#### [WORK ITEM]
Print the entire listing. Each line must match the original exactly.

───── SOURCE MATERIAL

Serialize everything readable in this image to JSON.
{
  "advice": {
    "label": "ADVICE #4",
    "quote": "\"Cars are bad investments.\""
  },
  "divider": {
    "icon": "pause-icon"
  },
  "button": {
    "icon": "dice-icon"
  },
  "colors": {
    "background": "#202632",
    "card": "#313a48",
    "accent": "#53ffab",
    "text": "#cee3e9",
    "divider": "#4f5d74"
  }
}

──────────

#### [FINISHED TASK]
Serialize everything readable in this image to JSON.
{
  "advice": {
    "label": "ADVICE #4",
    "quote": "\"Cars are bad investments.\""
  },
  "divider": {
    "icon": "pause-icon"
  },
  "button": {
    "icon": "dice-icon"
  },
  "colors": {
    "background": "#202632",
    "card": "#313a48",
    "accent": "#53ffab",
    "text": "#cee3e9",
    "divider": "#4f5d74"
  }
}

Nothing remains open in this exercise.